We’ve just ordered one of these in to the office. It’s a mash-up of the computerey goodness of a Raspberry Pi and the hardware interfacing abilities of an Arduino. We just can’t wait to get our hands on it and find new depth in our projects. What we’re most excited about is the opportunity to link our hardware directly to databases and other Internet sources without having to use another piece of hardware.

We’ve currently got a project underway that requires on-demand encoding on a remote server so we thought it’d be a good idea to keep real-time tabs on how busy the server is by building an Arduino powered server monitor.

With a couple of LEDs, a buzzer, an Arduino with an Ethernet shield and a lot of brown tape we had ourselves a custom built indicator. The monitor will have an illuminated green LED to show that the server is idle. When the server gets an encode job in, the buzzer will sound and the red LED will become illuminated. Once the encode task has been completed the green LED will light up again.

Not bad for a quick 30 minute job, eh?

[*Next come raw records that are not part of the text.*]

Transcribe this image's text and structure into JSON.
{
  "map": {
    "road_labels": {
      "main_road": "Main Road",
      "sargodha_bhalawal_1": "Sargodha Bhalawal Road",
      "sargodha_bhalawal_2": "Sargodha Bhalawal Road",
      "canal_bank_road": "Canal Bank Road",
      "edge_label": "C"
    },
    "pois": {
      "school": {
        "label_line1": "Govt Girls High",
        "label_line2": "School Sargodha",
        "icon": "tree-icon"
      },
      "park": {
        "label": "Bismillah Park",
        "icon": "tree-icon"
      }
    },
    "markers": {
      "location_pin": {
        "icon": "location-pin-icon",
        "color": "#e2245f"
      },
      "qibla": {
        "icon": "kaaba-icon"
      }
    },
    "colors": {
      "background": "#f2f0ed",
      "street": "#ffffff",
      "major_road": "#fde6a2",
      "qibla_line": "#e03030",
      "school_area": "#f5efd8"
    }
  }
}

‘Tis the season for celebration and jubilation with your nearest and dearest so we thought we’d help document this festive time of year by building an automated photo booth powered by an Arduino.

To help out with festivities at a Christmas party, we thought it’d be pretty cool for the party-goers to be able to have their photos taken and get them displayed on a projected screen in the club. There would also be a live ticker of incoming text messages.

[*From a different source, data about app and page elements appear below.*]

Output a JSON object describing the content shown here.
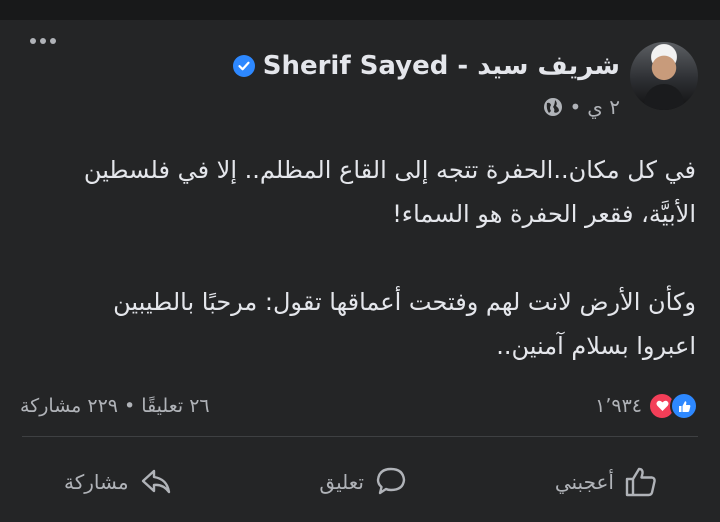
{
  "post": {
    "author": "Sherif Sayed - شريف سيد",
    "verified": true,
    "time": "٢ ي",
    "separator": "•",
    "audience_icon": "globe-icon",
    "text_lines": [
      "في كل مكان..الحفرة تتجه إلى القاع المظلم.. إلا في فلسطين",
      "الأبيَّة، فقعر الحفرة هو السماء!",
      "وكأن الأرض لانت لهم وفتحت أعماقها تقول:  مرحبًا بالطيبين",
      "اعبروا بسلام آمنين.."
    ]
  },
  "stats": {
    "reactions_count": "١٬٩٣٤",
    "comments_shares": "٢٦ تعليقًا • ٢٢٩ مشاركة"
  },
  "actions": {
    "like": "أعجبني",
    "comment": "تعليق",
    "share": "مشاركة"
  },
  "colors": {
    "background": "#18191a",
    "card": "#242526",
    "primary_text": "#e4e6eb",
    "secondary_text": "#b0b3b8",
    "accent": "#2d88ff",
    "love": "#f33e58"
  }
}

The users come along and hit a big red button on the table in front of them. They see a countdown from 3 on a scrolling LED display then the Arduino takes the photo using a Nikon D90. Then, through the power of wifi, the photo is beamed across the club to a projector to display it on the screen.

Arduino powered photo booth